The Thompson House stands nestled among trees on one of Setauket’s country roads, reflecting the heritage of the community and its people. Built in 1709, this charming saltbox was the foundation of Thompson family life for generations.
A very interesting account of the life in this house is available in the shape of Doctor Samuel Thompson’s (1738-1811) Journal or diary where we learn of his work as a farmer and doctor to his neighbors as he prescribed herbs, antimonial purges, and whiskey to treat his patients.
Doctor Thompson’s activities were not confined to the farm or medicine, though, as he was also a member of the Long Island Militia during the War for Independence and served on the Committee of Safety of the Town of Brookhaven, a shadow government at the start of the American Revolution. It was during this time that he made surveys of the Setauket and Stony Brook Harbors to determine safe routes that could be used by arriving support troops should the necks of the harbors fall to the British.

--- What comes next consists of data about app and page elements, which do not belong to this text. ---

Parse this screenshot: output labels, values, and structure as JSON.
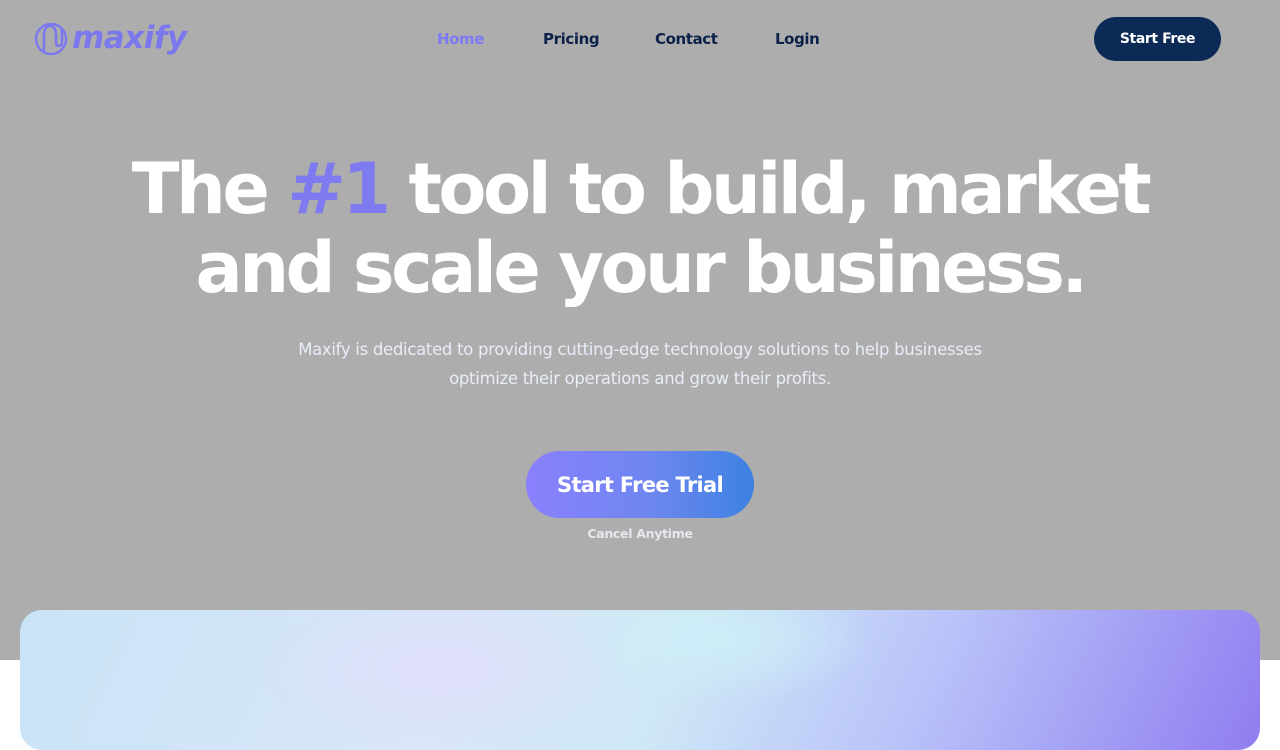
{
  "brand": {
    "name": "maxify",
    "color": "#7b78ee"
  },
  "nav": {
    "items": [
      {
        "label": "Home",
        "active": true
      },
      {
        "label": "Pricing",
        "active": false
      },
      {
        "label": "Contact",
        "active": false
      },
      {
        "label": "Login",
        "active": false
      }
    ],
    "cta_label": "Start Free"
  },
  "hero": {
    "headline_before": "The ",
    "headline_accent": "#1",
    "headline_after": " tool to build, market and scale your business.",
    "subtext": "Maxify is dedicated to providing cutting-edge technology solutions to help businesses optimize their operations and grow their profits.",
    "cta_label": "Start Free Trial",
    "cta_note": "Cancel Anytime"
  },
  "colors": {
    "hero_bg": "#adadad",
    "accent": "#7e7af0",
    "navy": "#0b2a55",
    "text_dark": "#0b2149"
  },
  "icons": {
    "logo": "maxify-logo-icon"
  }
}
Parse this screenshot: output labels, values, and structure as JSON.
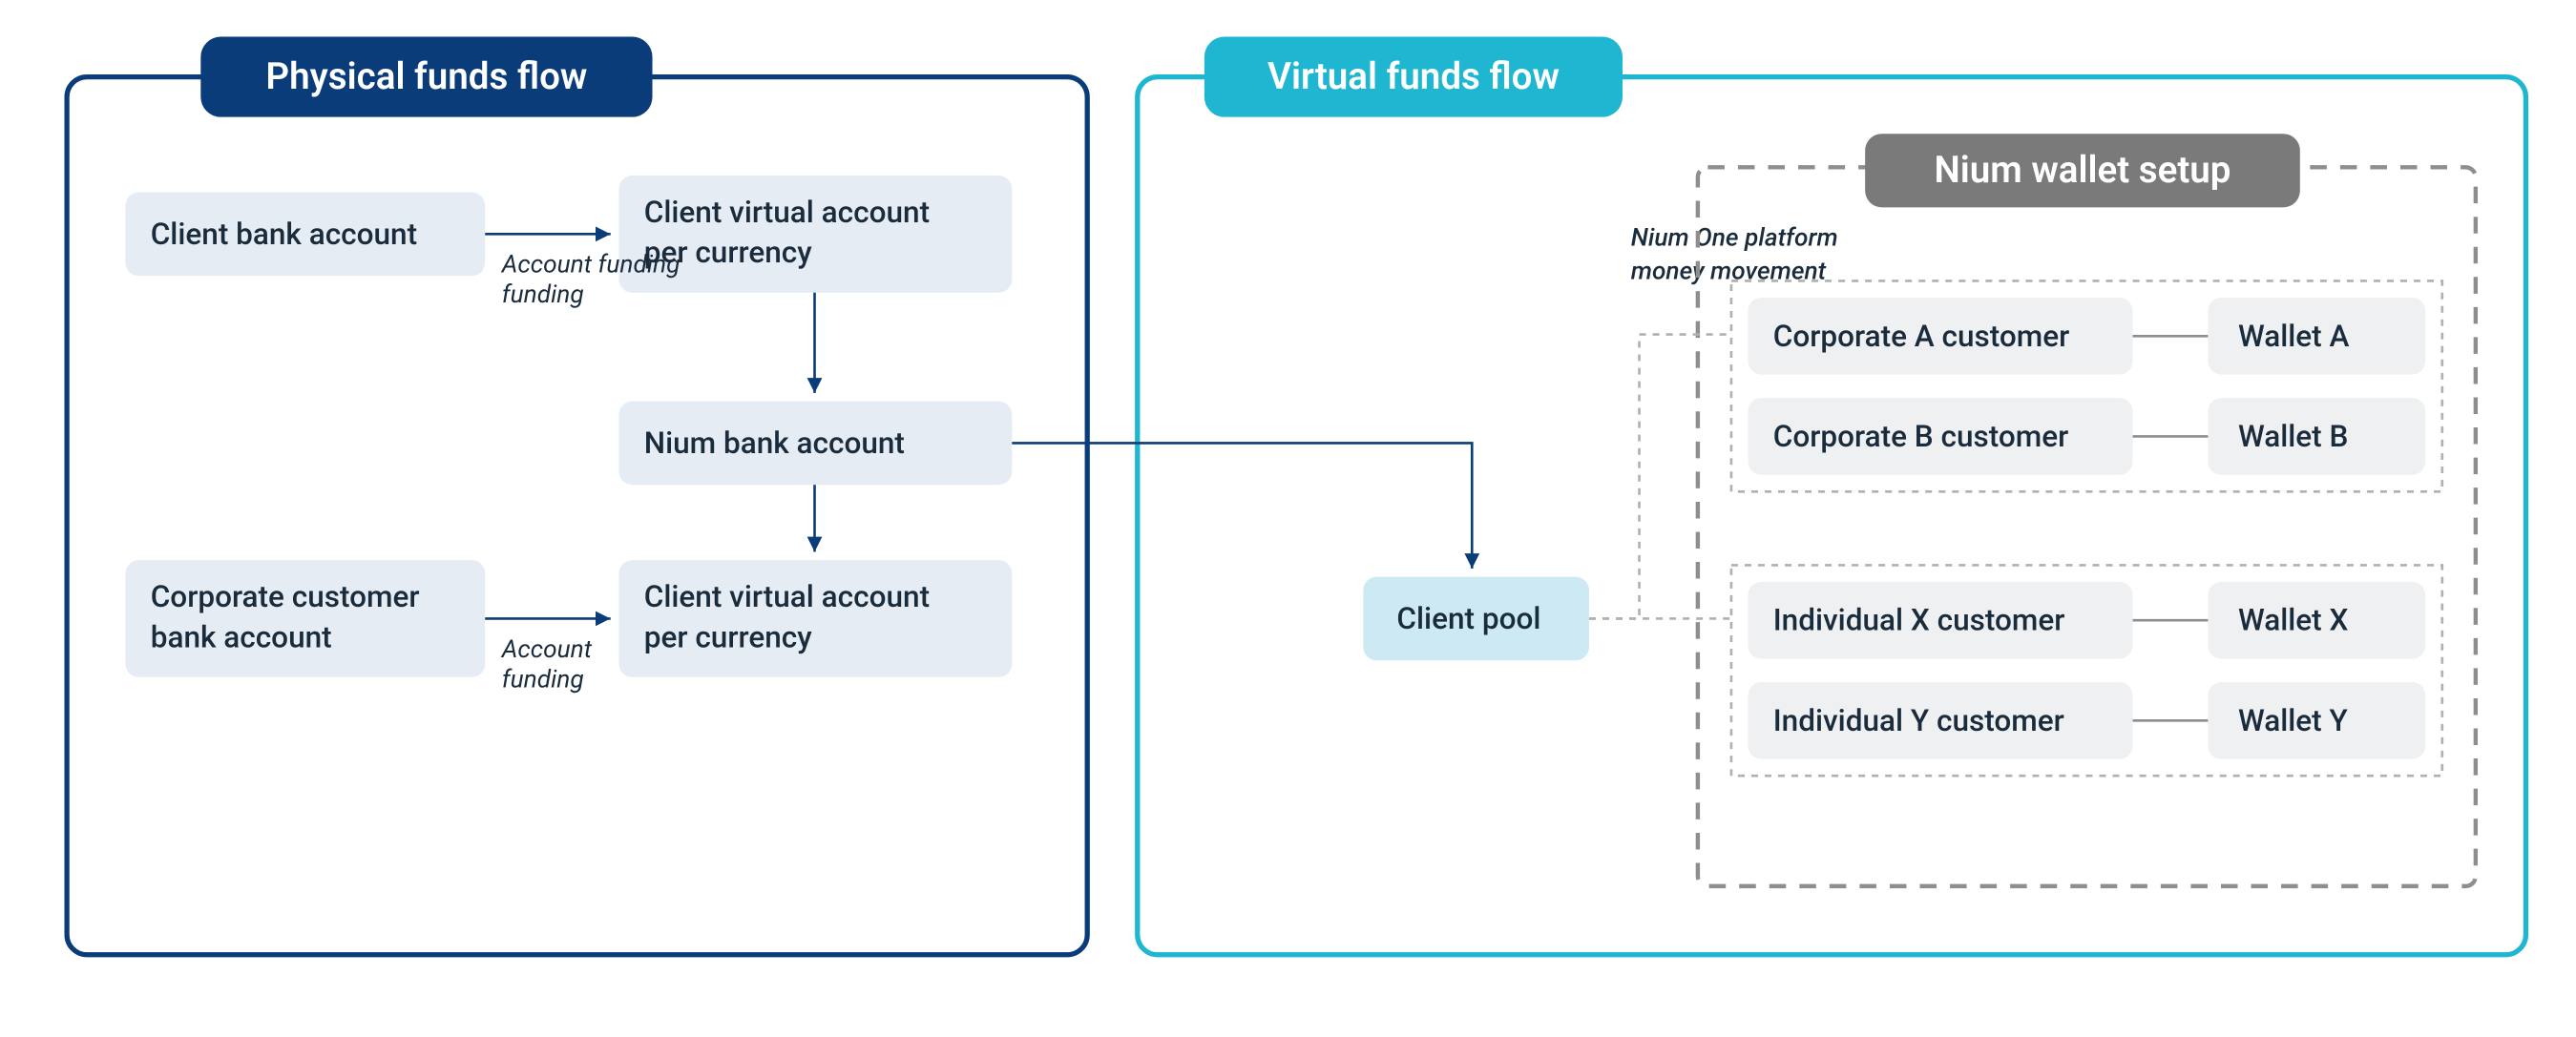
{
  "physical": {
    "title": "Physical funds flow",
    "client_bank": "Client bank account",
    "client_virtual_top": "Client virtual account per currency",
    "nium_bank": "Nium bank account",
    "client_virtual_bottom": "Client virtual account per currency",
    "corporate_bank_l1": "Corporate customer",
    "corporate_bank_l2": "bank account",
    "edge_label": "Account funding"
  },
  "virtual": {
    "title": "Virtual funds flow",
    "client_pool": "Client pool",
    "note_l1": "Nium One platform",
    "note_l2": "money movement",
    "wallet_setup_title": "Nium wallet setup",
    "rows": [
      {
        "customer": "Corporate A customer",
        "wallet": "Wallet A"
      },
      {
        "customer": "Corporate B customer",
        "wallet": "Wallet B"
      },
      {
        "customer": "Individual X customer",
        "wallet": "Wallet X"
      },
      {
        "customer": "Individual Y customer",
        "wallet": "Wallet Y"
      }
    ]
  },
  "colors": {
    "darkblue": "#0b3c7a",
    "cyan": "#1fb6d1",
    "boxfill": "#e5ecf4",
    "poolfill": "#cdeaf4",
    "walletbox": "#eef0f2",
    "grey": "#8e8e8e",
    "greyfill": "#7a7a7a",
    "arrow": "#0b3c7a"
  }
}
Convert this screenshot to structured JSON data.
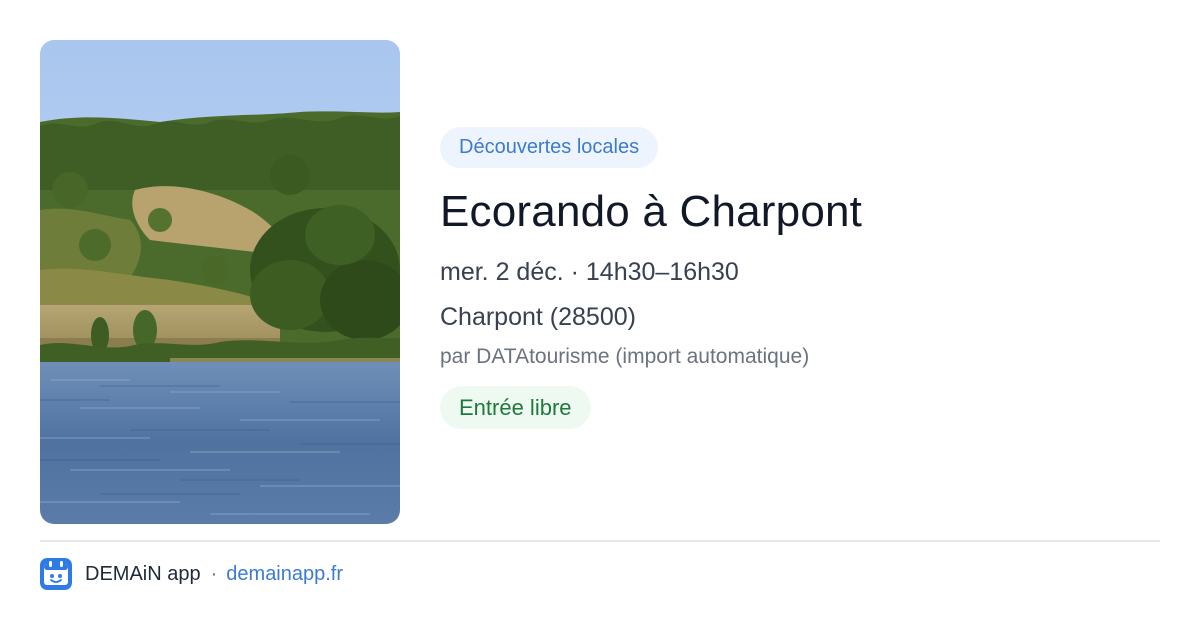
{
  "event": {
    "category": "Découvertes locales",
    "title": "Ecorando à Charpont",
    "datetime": "mer. 2 déc. · 14h30–16h30",
    "location": "Charpont (28500)",
    "source": "par DATAtourisme (import automatique)",
    "price": "Entrée libre",
    "image_icon": "lake-landscape-photo"
  },
  "footer": {
    "app_name": "DEMAiN app",
    "separator": "·",
    "link": "demainapp.fr",
    "logo_icon": "demain-app-logo-icon"
  },
  "colors": {
    "accent": "#3c7bd0",
    "category_bg": "#eef4fd",
    "price_text": "#1d7a3c",
    "price_bg": "#eefaf1",
    "title": "#111827",
    "muted": "#6b7280"
  }
}
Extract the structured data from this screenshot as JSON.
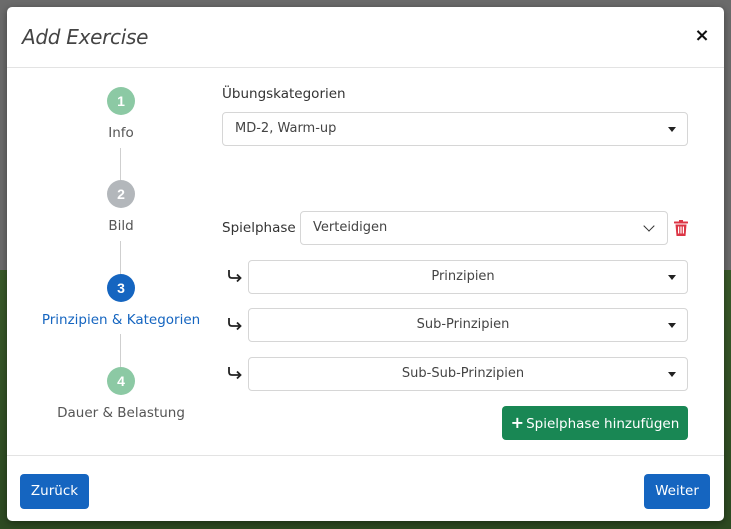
{
  "modal": {
    "title": "Add Exercise",
    "close_label": "×"
  },
  "steps": [
    {
      "number": "1",
      "label": "Info",
      "state": "completed",
      "color": "#8cc9a4"
    },
    {
      "number": "2",
      "label": "Bild",
      "state": "inactive",
      "color": "#b3b7bb"
    },
    {
      "number": "3",
      "label": "Prinzipien & Kategorien",
      "state": "active",
      "color": "#1565c0"
    },
    {
      "number": "4",
      "label": "Dauer & Belastung",
      "state": "completed",
      "color": "#8cc9a4"
    }
  ],
  "form": {
    "categories_label": "Übungskategorien",
    "categories_value": "MD-2, Warm-up",
    "spielphase_label": "Spielphase",
    "spielphase_value": "Verteidigen",
    "prinzipien_value": "Prinzipien",
    "sub_prinzipien_value": "Sub-Prinzipien",
    "sub_sub_prinzipien_value": "Sub-Sub-Prinzipien",
    "add_button_label": "Spielphase hinzufügen",
    "add_button_icon": "plus-icon"
  },
  "footer": {
    "back_label": "Zurück",
    "next_label": "Weiter"
  },
  "colors": {
    "primary": "#1565c0",
    "success": "#198754",
    "danger": "#dc3545",
    "step_done": "#8cc9a4",
    "step_inactive": "#b3b7bb"
  }
}
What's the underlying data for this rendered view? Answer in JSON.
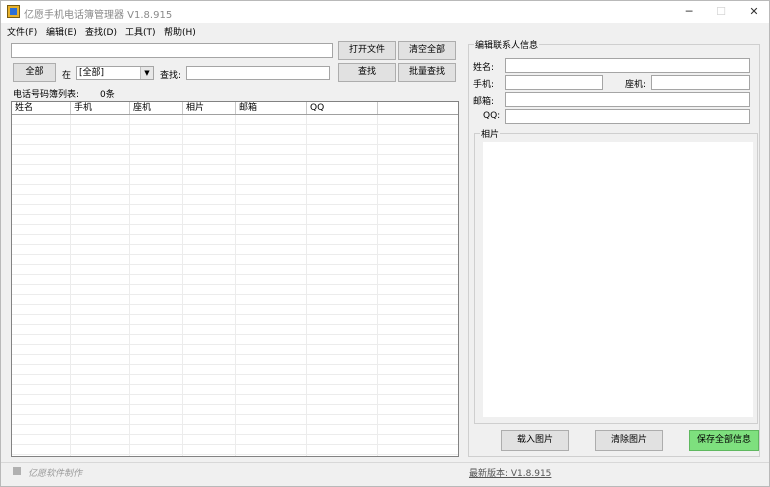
{
  "window": {
    "title": "亿愿手机电话簿管理器 V1.8.915",
    "controls": [
      "─",
      "☐",
      "✕"
    ]
  },
  "menu": [
    "文件(F)",
    "编辑(E)",
    "查找(D)",
    "工具(T)",
    "帮助(H)"
  ],
  "toolbar": {
    "file_path_value": "",
    "open_file": "打开文件",
    "clear_all": "清空全部",
    "all_button": "全部",
    "in_label": "在",
    "scope_value": "[全部]",
    "search_label": "查找:",
    "search_value": "",
    "search_button": "查找",
    "batch_search_button": "批量查找"
  },
  "list": {
    "title": "电话号码簿列表:",
    "count": "0条",
    "columns": [
      "姓名",
      "手机",
      "座机",
      "相片",
      "邮箱",
      "QQ"
    ]
  },
  "editor": {
    "group_title": "编辑联系人信息",
    "name_label": "姓名:",
    "mobile_label": "手机:",
    "phone_label": "座机:",
    "email_label": "邮箱:",
    "qq_label": "QQ:",
    "name_value": "",
    "mobile_value": "",
    "phone_value": "",
    "email_value": "",
    "qq_value": "",
    "photo_group_title": "相片",
    "load_photo": "载入图片",
    "clear_photo": "清除图片",
    "save_all": "保存全部信息",
    "save_color": "#7ee07e"
  },
  "status": {
    "left": "亿愿软件制作",
    "right": "最新版本: V1.8.915"
  }
}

After the Battle of Long Island in 1776, the militia disbanded with of its members, including Thompson, relocating across Long Island Sound to Connecticut. According to historians, it is probable that he saw service there, but there is no definite proof of this (Historical Miscellanies Relating to Long Island). Later, Thompson would again return to Long Island during the war where “his standing as a physician probably absolved him from molestation on the part of the enemy.” Doctor Thompson would later be given 1000 acres by the newly-formed government following the American victory in the war.